A. W. Blackman, for the defendant.

H. R. Donaghue, for the plaintiff.

PIERCE, J. This is an action of tort to recover damages for injuries sustained by the plaintiff while receiving newspapers and magazines from the baggage master at the door of the baggage car of one of the defendant's trains at the Harrison Square station of the defendant in Boston on March 1, 1917. At the close of the plaintiff's evidence the defendant rested without submitting any evidence, and moved that a verdict be ordered for it. It also specifically requested rulings to the effect that the plaintiff was not an invitee, to do what he was doing, or to be in the position where he was at the time of his injury, but was at most no more than a mere licensee. The presiding judge refused to order a verdict for the defendant and refused to rule that the plaintiff was a mere licensee; but submitted to the jury as a question of fact the issue whether the plaintiff was a licensee or an invitee, with instructions, not excepted to, as to "the difference between the rights of licensees and invitees on the one hand, and the obligations of the carrier to licensees and invitees on the other hand."

The defendant concedes that the plaintiff had the right to enter upon the premises of the defendant for the purpose of receiving newspapers which the defendant was transporting for hire for the plaintiff's employer, but contends that he was not entitled by any invitation to come to, or to receive a delivery of the newspapers at the place of the accident, at the time of the accident. The evidence shows that it was the usage of the baggage master to pile the bundles of newspapers in tiers in the car door, and of the plaintiff and other newspaper drivers to take the papers from the car door and put them on a truck, which he or they had wheeled to a place about opposite the door of the baggage car, when

Page 227

the train came to a stop. There was further evidence that for a "year or so" daily, in conformance to a "system in vogue" when he went there, the plaintiff took the papers from the car door and placed them on a truck. There is no evidence that any employee of the defendant ever received the papers for the defendant or after receipt took any step whatever to deliver them to the plaintiff or to any other person acting in behalf of the plaintiff's employer.

In these circumstances the jury would be warranted in finding as a fact that the defendant had knowledge of the "system" used by its employees in making deliveries of newspapers, and would be justified in finding an invitation to the plaintiff to receive the papers at the car door on the arrival of the trains, in the absence of evidence that the defendant objected to or forbade that form of receipt and delivery.
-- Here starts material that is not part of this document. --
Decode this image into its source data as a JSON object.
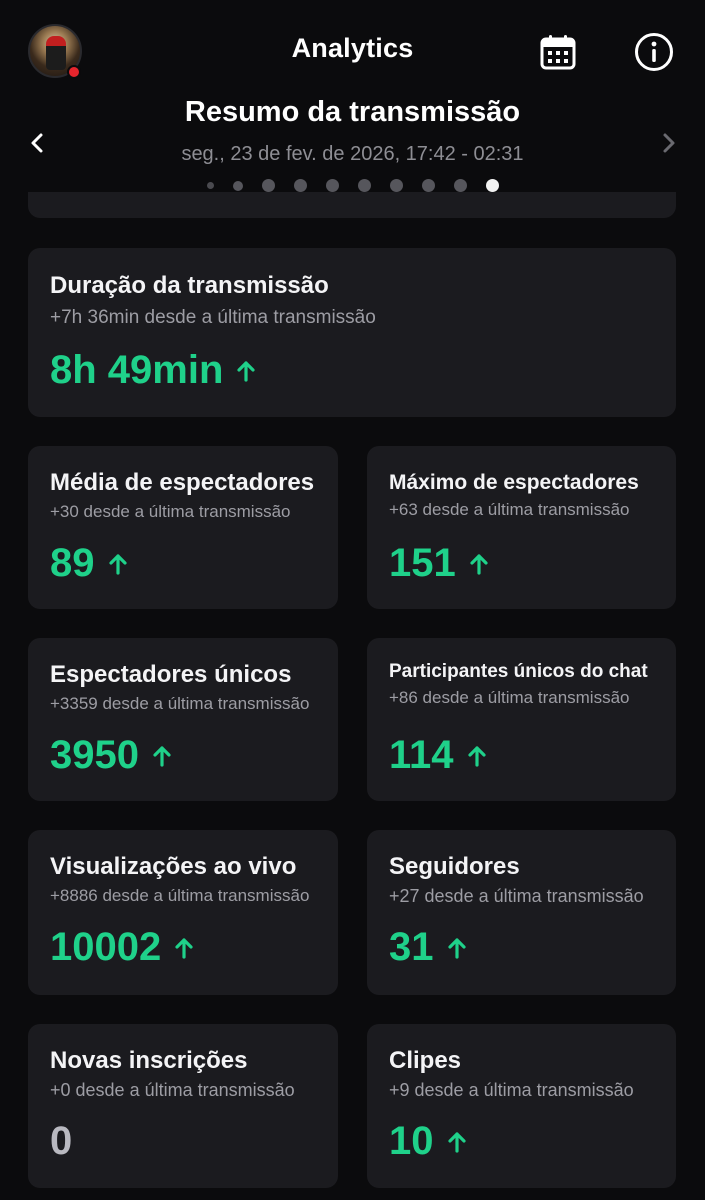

It follows that the defendant owed a duty to the plaintiff to use ordinary care in making the deliveries and that the act of the baggage master in pushing the bundles out of the door on the plaintiff could be found to have been a negligent act.

Exceptions overruled.